The main focus of her research is in the area of war studies in the ancient times, as well as the ancient weapon and weaponry and the role of war and warfare in changing the ancient societies in Iran prior to the Achaemenid period. She is also conducting some studies on chaos theory, trying to make a synthesis between archaeology and developing science of chaos theory (with specific focus on social structures). In contrast to the general linear cause and effect methods in archaeology, application of chaos theory in interpreting the ancient social structures in a non-linear approach may lead to a deeper understanding and insight into the ancient social structures which were previously incomprehensible.

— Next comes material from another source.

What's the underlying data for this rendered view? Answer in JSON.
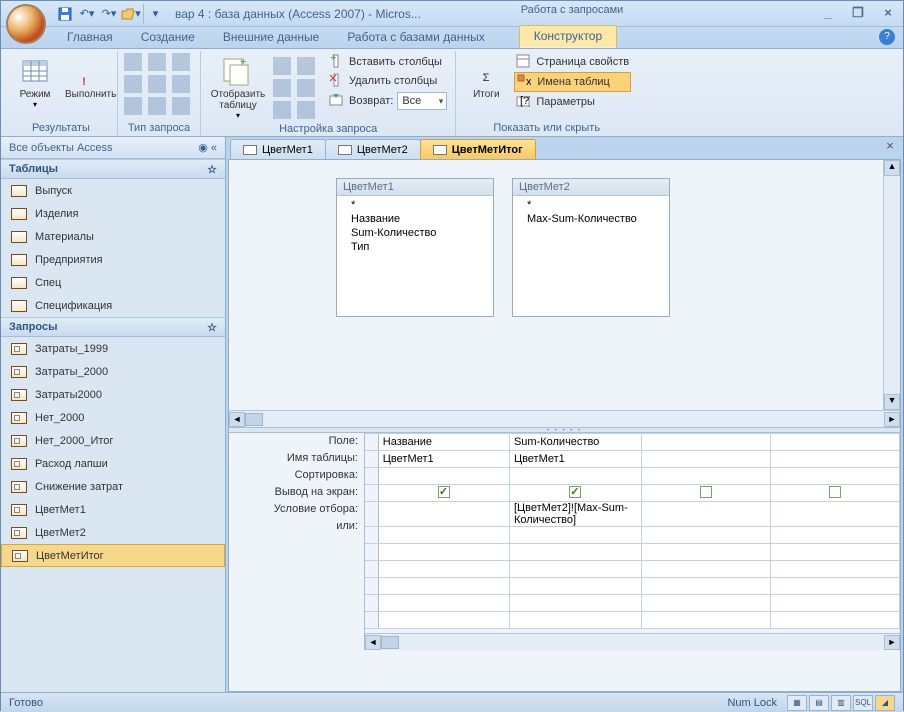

She also has taken part in various archeological excavations conducted at Achaemenid precinct area at Pasargadae, Iran, (2019, 2018, 2017), Cham-e Shir, Ghachsaran, Iran (2019), Tol-e Kamin, Fars, Iran (2017), Urartian citadel at Van (ancient Tušpa) Turkey, Van (2015), Late Sassanid and Early Islamic site at Vigol, Kashan, Iran (2010), and proto-literate site at Pishva, Varamin, Iran (2008). She has completed her doctorate studies in Archaeology at Tarbiat Modares University, Tehran, Iran in 2016. She had passed a research period at Research Center for History and Archaeology of Van Region, in 2015, Istanbul University, Turkey. She earned her master’s degree in archaeology from Art University of Isfahan, Iran in 2011 and her bachelor’s degree in English literature from Tabriz University in 2008.


  • Kouzehgari, Z., Nobari, A., R., Mousavi, S., H., Niknami, K, A, 2018 (in press), “Studying Evolutions in the Iron Age societies in Western Half of Iran with Regard to Iron Age Chronology and Related Theories”, Journal of historical sociology, Tarbiat Modares University.
  • Kouzehgari, Z., Nobari, A., R., Mousavi, S., H., Niknami, K, A, 2015, “A New Look at Spike Butted Axes/Adzes in Iran”, Socrate Journals, p.40- 61. San Francisco California.
  • Nobari, A., R., Kouzehgari, Z., Mousavi, S., H., Niknami, K, 2015, “A Chronological Overview on some Ziwiye belts”, Sociology and Anthropology, Vol. 3, no.3, p. 186-192, Oakland California.
  • Kouzehgari, Z. (2014). “Achaemenid Jewellery, Iranian Jewels”, Pajouhesh Honar (in Farsi), Tarbiat Modares University, Tehran, Iran. Pp. 75- 95.
  • Kouzehgari, Z. (2013). “Weapons Depicted on Hasanlu Gold Bowl”, Marzban Name (in Farsi), Tehran, Iran, p. 150-162.
  • Kouzehgari, Z. (2014). Whether Chaos theory can reconstruct ancient societies, ICA: International Conference on Archaeology, held on 22-23 Dec 2014, Istanbul, Turkey.
  • Kouzehgari, Z. (2014). Conflict stop by peace-tourism development in the Middle - East, 18th ICOMOS General Assembly and Scientific Symposium, held on 10-14 Nov 2014, Florence, Italy.
  • Kouzehgari, Z., Salehi, A., (2014). Political Thinking and the Military Architecture in the Ancient Middle East; A Comparative Study on Assyria, Urartu and Western Iran Military Architecture, ARCHITHEO 14 conference, held on 6-8 Nov 2014, Istanbul Turkey.
  • Kouzehgari, Z. (2012). Peace Metaphors in Achaemenid Architecture, 4th international South Asian Archaeological Symposium, Zabol University, Sistan, Iran.